## INFORMATION GIVEN
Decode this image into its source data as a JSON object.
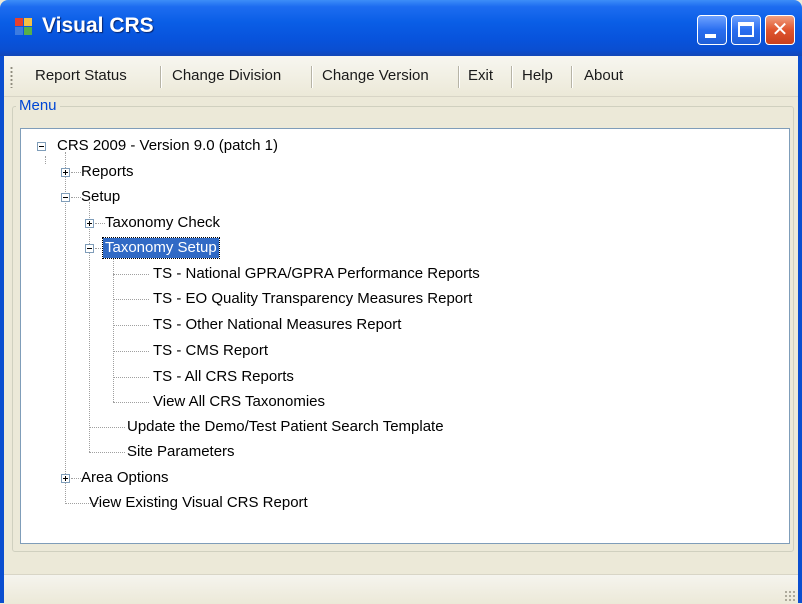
{
  "window": {
    "title": "Visual CRS",
    "title_color": "#ffffff",
    "titlebar_color": "#0a5ee6",
    "controls": {
      "minimize": "minimize-icon",
      "maximize": "maximize-icon",
      "close": "close-icon",
      "close_glyph": "✕"
    }
  },
  "menubar": {
    "items": [
      {
        "label": "Report Status"
      },
      {
        "label": "Change Division"
      },
      {
        "label": "Change Version"
      },
      {
        "label": "Exit"
      },
      {
        "label": "Help"
      },
      {
        "label": "About"
      }
    ]
  },
  "menu_group": {
    "label": "Menu",
    "label_color": "#0046d5"
  },
  "tree": {
    "selected_color": "#316ac5",
    "nodes": [
      {
        "label": "CRS 2009 - Version 9.0 (patch 1)",
        "state": "expanded",
        "level": 0
      },
      {
        "label": "Reports",
        "state": "collapsed",
        "level": 1
      },
      {
        "label": "Setup",
        "state": "expanded",
        "level": 1
      },
      {
        "label": "Taxonomy Check",
        "state": "collapsed",
        "level": 2
      },
      {
        "label": "Taxonomy Setup",
        "state": "expanded",
        "level": 2,
        "selected": true
      },
      {
        "label": "TS - National GPRA/GPRA Performance Reports",
        "state": "leaf",
        "level": 3
      },
      {
        "label": "TS - EO Quality Transparency Measures Report",
        "state": "leaf",
        "level": 3
      },
      {
        "label": "TS - Other National Measures Report",
        "state": "leaf",
        "level": 3
      },
      {
        "label": "TS - CMS Report",
        "state": "leaf",
        "level": 3
      },
      {
        "label": "TS - All CRS Reports",
        "state": "leaf",
        "level": 3
      },
      {
        "label": "View All CRS Taxonomies",
        "state": "leaf",
        "level": 3
      },
      {
        "label": "Update the Demo/Test Patient Search Template",
        "state": "leaf",
        "level": 2
      },
      {
        "label": "Site Parameters",
        "state": "leaf",
        "level": 2
      },
      {
        "label": "Area Options",
        "state": "collapsed",
        "level": 1
      },
      {
        "label": "View Existing Visual CRS Report",
        "state": "leaf",
        "level": 1
      }
    ]
  },
  "statusbar": {}
}
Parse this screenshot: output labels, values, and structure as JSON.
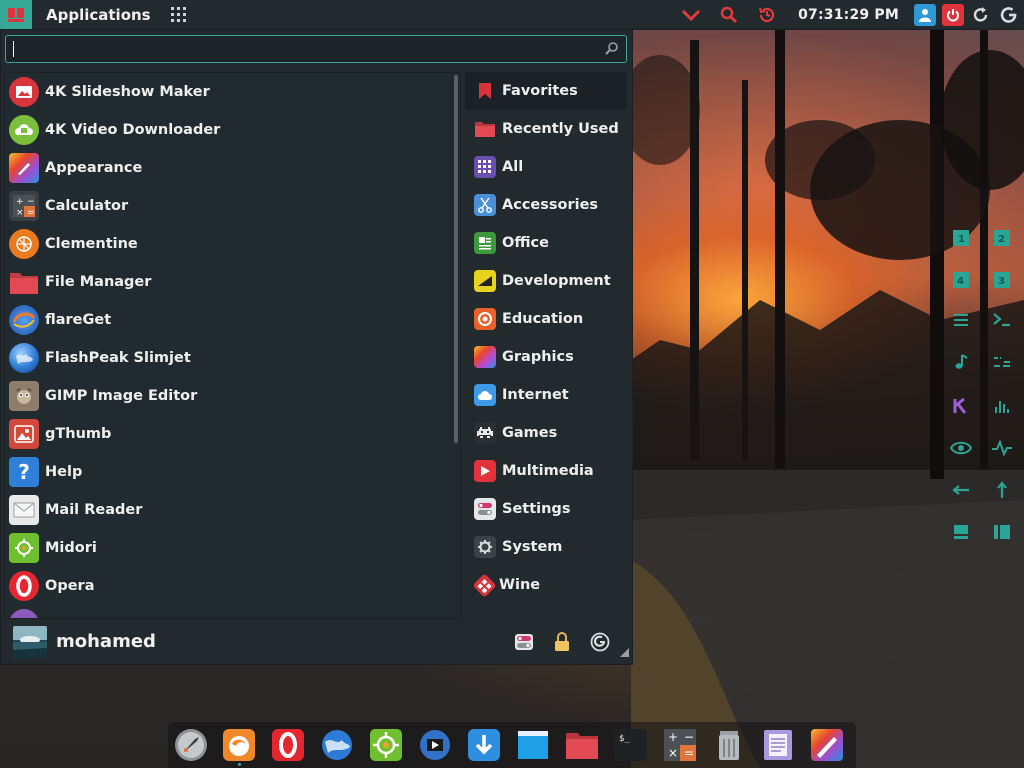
{
  "panel": {
    "menu_label": "Applications",
    "clock": "07:31:29 PM"
  },
  "search": {
    "value": "",
    "placeholder": ""
  },
  "apps": [
    {
      "label": "4K Slideshow Maker",
      "icon": "slideshow-icon",
      "color": "#d9343c"
    },
    {
      "label": "4K Video Downloader",
      "icon": "video-download-icon",
      "color": "#7bbf3a"
    },
    {
      "label": "Appearance",
      "icon": "appearance-brush-icon",
      "color": "#9b4fd0"
    },
    {
      "label": "Calculator",
      "icon": "calculator-icon",
      "color": "#3a3f42"
    },
    {
      "label": "Clementine",
      "icon": "clementine-icon",
      "color": "#e97a1e"
    },
    {
      "label": "File Manager",
      "icon": "folder-icon",
      "color": "#d9444c"
    },
    {
      "label": "flareGet",
      "icon": "flareget-icon",
      "color": "#2a66c8"
    },
    {
      "label": "FlashPeak Slimjet",
      "icon": "slimjet-globe-icon",
      "color": "#2d7bd6"
    },
    {
      "label": "GIMP Image Editor",
      "icon": "gimp-icon",
      "color": "#8d7d6a"
    },
    {
      "label": "gThumb",
      "icon": "gthumb-icon",
      "color": "#d2493c"
    },
    {
      "label": "Help",
      "icon": "help-icon",
      "color": "#2f80d8"
    },
    {
      "label": "Mail Reader",
      "icon": "mail-icon",
      "color": "#e9e9e9"
    },
    {
      "label": "Midori",
      "icon": "midori-icon",
      "color": "#6fbf2e"
    },
    {
      "label": "Opera",
      "icon": "opera-icon",
      "color": "#e3262f"
    }
  ],
  "categories": [
    {
      "label": "Favorites",
      "icon": "bookmark-icon",
      "color": "#d9343c"
    },
    {
      "label": "Recently Used",
      "icon": "recent-folder-icon",
      "color": "#d9444c"
    },
    {
      "label": "All",
      "icon": "all-grid-icon",
      "color": "#6a4fae"
    },
    {
      "label": "Accessories",
      "icon": "scissors-icon",
      "color": "#4a8fd8"
    },
    {
      "label": "Office",
      "icon": "office-icon",
      "color": "#3c9a3c"
    },
    {
      "label": "Development",
      "icon": "development-icon",
      "color": "#e8d21e"
    },
    {
      "label": "Education",
      "icon": "education-icon",
      "color": "#e8602a"
    },
    {
      "label": "Graphics",
      "icon": "graphics-icon",
      "color": "#b84bd4"
    },
    {
      "label": "Internet",
      "icon": "cloud-icon",
      "color": "#3d9ae8"
    },
    {
      "label": "Games",
      "icon": "gamepad-icon",
      "color": "#2a2f33"
    },
    {
      "label": "Multimedia",
      "icon": "play-icon",
      "color": "#e2323a"
    },
    {
      "label": "Settings",
      "icon": "settings-toggle-icon",
      "color": "#e5e7ea"
    },
    {
      "label": "System",
      "icon": "gear-icon",
      "color": "#3a4147"
    },
    {
      "label": "Wine",
      "icon": "wine-icon",
      "color": "#d8343c"
    }
  ],
  "user": {
    "name": "mohamed"
  },
  "widgets": [
    {
      "name": "workspace-1-icon",
      "glyph": "1"
    },
    {
      "name": "workspace-2-icon",
      "glyph": "2"
    },
    {
      "name": "workspace-4-icon",
      "glyph": "4"
    },
    {
      "name": "workspace-3-icon",
      "glyph": "3"
    }
  ],
  "colors": {
    "accent": "#37a896",
    "panel_bg": "#232a2e",
    "menu_bg": "#222a2e",
    "text": "#eef0f0"
  },
  "dock": [
    {
      "name": "dock-launcher-icon"
    },
    {
      "name": "dock-firefox-icon"
    },
    {
      "name": "dock-opera-icon"
    },
    {
      "name": "dock-slimjet-icon"
    },
    {
      "name": "dock-midori-icon"
    },
    {
      "name": "dock-video-player-icon"
    },
    {
      "name": "dock-downloader-icon"
    },
    {
      "name": "dock-desktop-icon"
    },
    {
      "name": "dock-folder-icon"
    },
    {
      "name": "dock-terminal-icon"
    },
    {
      "name": "dock-calculator-icon"
    },
    {
      "name": "dock-trash-icon"
    },
    {
      "name": "dock-text-editor-icon"
    },
    {
      "name": "dock-appearance-icon"
    }
  ]
}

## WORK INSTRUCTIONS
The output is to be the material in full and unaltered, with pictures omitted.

## RESULT
Decode this image into its source data as a JSON object.
{
  "window": {
    "title": "Visual CRS",
    "title_color": "#ffffff",
    "titlebar_color": "#0a5ee6",
    "controls": {
      "minimize": "minimize-icon",
      "maximize": "maximize-icon",
      "close": "close-icon",
      "close_glyph": "✕"
    }
  },
  "menubar": {
    "items": [
      {
        "label": "Report Status"
      },
      {
        "label": "Change Division"
      },
      {
        "label": "Change Version"
      },
      {
        "label": "Exit"
      },
      {
        "label": "Help"
      },
      {
        "label": "About"
      }
    ]
  },
  "menu_group": {
    "label": "Menu",
    "label_color": "#0046d5"
  },
  "tree": {
    "selected_color": "#316ac5",
    "nodes": [
      {
        "label": "CRS 2009 - Version 9.0 (patch 1)",
        "state": "expanded",
        "level": 0
      },
      {
        "label": "Reports",
        "state": "collapsed",
        "level": 1
      },
      {
        "label": "Setup",
        "state": "expanded",
        "level": 1
      },
      {
        "label": "Taxonomy Check",
        "state": "collapsed",
        "level": 2
      },
      {
        "label": "Taxonomy Setup",
        "state": "expanded",
        "level": 2,
        "selected": true
      },
      {
        "label": "TS - National GPRA/GPRA Performance Reports",
        "state": "leaf",
        "level": 3
      },
      {
        "label": "TS - EO Quality Transparency Measures Report",
        "state": "leaf",
        "level": 3
      },
      {
        "label": "TS - Other National Measures Report",
        "state": "leaf",
        "level": 3
      },
      {
        "label": "TS - CMS Report",
        "state": "leaf",
        "level": 3
      },
      {
        "label": "TS - All CRS Reports",
        "state": "leaf",
        "level": 3
      },
      {
        "label": "View All CRS Taxonomies",
        "state": "leaf",
        "level": 3
      },
      {
        "label": "Update the Demo/Test Patient Search Template",
        "state": "leaf",
        "level": 2
      },
      {
        "label": "Site Parameters",
        "state": "leaf",
        "level": 2
      },
      {
        "label": "Area Options",
        "state": "collapsed",
        "level": 1
      },
      {
        "label": "View Existing Visual CRS Report",
        "state": "leaf",
        "level": 1
      }
    ]
  },
  "statusbar": {}
}
Parse this screenshot: output labels, values, and structure as JSON.
{
  "panel": {
    "menu_label": "Applications",
    "clock": "07:31:29 PM"
  },
  "search": {
    "value": "",
    "placeholder": ""
  },
  "apps": [
    {
      "label": "4K Slideshow Maker",
      "icon": "slideshow-icon",
      "color": "#d9343c"
    },
    {
      "label": "4K Video Downloader",
      "icon": "video-download-icon",
      "color": "#7bbf3a"
    },
    {
      "label": "Appearance",
      "icon": "appearance-brush-icon",
      "color": "#9b4fd0"
    },
    {
      "label": "Calculator",
      "icon": "calculator-icon",
      "color": "#3a3f42"
    },
    {
      "label": "Clementine",
      "icon": "clementine-icon",
      "color": "#e97a1e"
    },
    {
      "label": "File Manager",
      "icon": "folder-icon",
      "color": "#d9444c"
    },
    {
      "label": "flareGet",
      "icon": "flareget-icon",
      "color": "#2a66c8"
    },
    {
      "label": "FlashPeak Slimjet",
      "icon": "slimjet-globe-icon",
      "color": "#2d7bd6"
    },
    {
      "label": "GIMP Image Editor",
      "icon": "gimp-icon",
      "color": "#8d7d6a"
    },
    {
      "label": "gThumb",
      "icon": "gthumb-icon",
      "color": "#d2493c"
    },
    {
      "label": "Help",
      "icon": "help-icon",
      "color": "#2f80d8"
    },
    {
      "label": "Mail Reader",
      "icon": "mail-icon",
      "color": "#e9e9e9"
    },
    {
      "label": "Midori",
      "icon": "midori-icon",
      "color": "#6fbf2e"
    },
    {
      "label": "Opera",
      "icon": "opera-icon",
      "color": "#e3262f"
    }
  ],
  "categories": [
    {
      "label": "Favorites",
      "icon": "bookmark-icon",
      "color": "#d9343c"
    },
    {
      "label": "Recently Used",
      "icon": "recent-folder-icon",
      "color": "#d9444c"
    },
    {
      "label": "All",
      "icon": "all-grid-icon",
      "color": "#6a4fae"
    },
    {
      "label": "Accessories",
      "icon": "scissors-icon",
      "color": "#4a8fd8"
    },
    {
      "label": "Office",
      "icon": "office-icon",
      "color": "#3c9a3c"
    },
    {
      "label": "Development",
      "icon": "development-icon",
      "color": "#e8d21e"
    },
    {
      "label": "Education",
      "icon": "education-icon",
      "color": "#e8602a"
    },
    {
      "label": "Graphics",
      "icon": "graphics-icon",
      "color": "#b84bd4"
    },
    {
      "label": "Internet",
      "icon": "cloud-icon",
      "color": "#3d9ae8"
    },
    {
      "label": "Games",
      "icon": "gamepad-icon",
      "color": "#2a2f33"
    },
    {
      "label": "Multimedia",
      "icon": "play-icon",
      "color": "#e2323a"
    },
    {
      "label": "Settings",
      "icon": "settings-toggle-icon",
      "color": "#e5e7ea"
    },
    {
      "label": "System",
      "icon": "gear-icon",
      "color": "#3a4147"
    },
    {
      "label": "Wine",
      "icon": "wine-icon",
      "color": "#d8343c"
    }
  ],
  "user": {
    "name": "mohamed"
  },
  "widgets": [
    {
      "name": "workspace-1-icon",
      "glyph": "1"
    },
    {
      "name": "workspace-2-icon",
      "glyph": "2"
    },
    {
      "name": "workspace-4-icon",
      "glyph": "4"
    },
    {
      "name": "workspace-3-icon",
      "glyph": "3"
    }
  ],
  "colors": {
    "accent": "#37a896",
    "panel_bg": "#232a2e",
    "menu_bg": "#222a2e",
    "text": "#eef0f0"
  },
  "dock": [
    {
      "name": "dock-launcher-icon"
    },
    {
      "name": "dock-firefox-icon"
    },
    {
      "name": "dock-opera-icon"
    },
    {
      "name": "dock-slimjet-icon"
    },
    {
      "name": "dock-midori-icon"
    },
    {
      "name": "dock-video-player-icon"
    },
    {
      "name": "dock-downloader-icon"
    },
    {
      "name": "dock-desktop-icon"
    },
    {
      "name": "dock-folder-icon"
    },
    {
      "name": "dock-terminal-icon"
    },
    {
      "name": "dock-calculator-icon"
    },
    {
      "name": "dock-trash-icon"
    },
    {
      "name": "dock-text-editor-icon"
    },
    {
      "name": "dock-appearance-icon"
    }
  ]
}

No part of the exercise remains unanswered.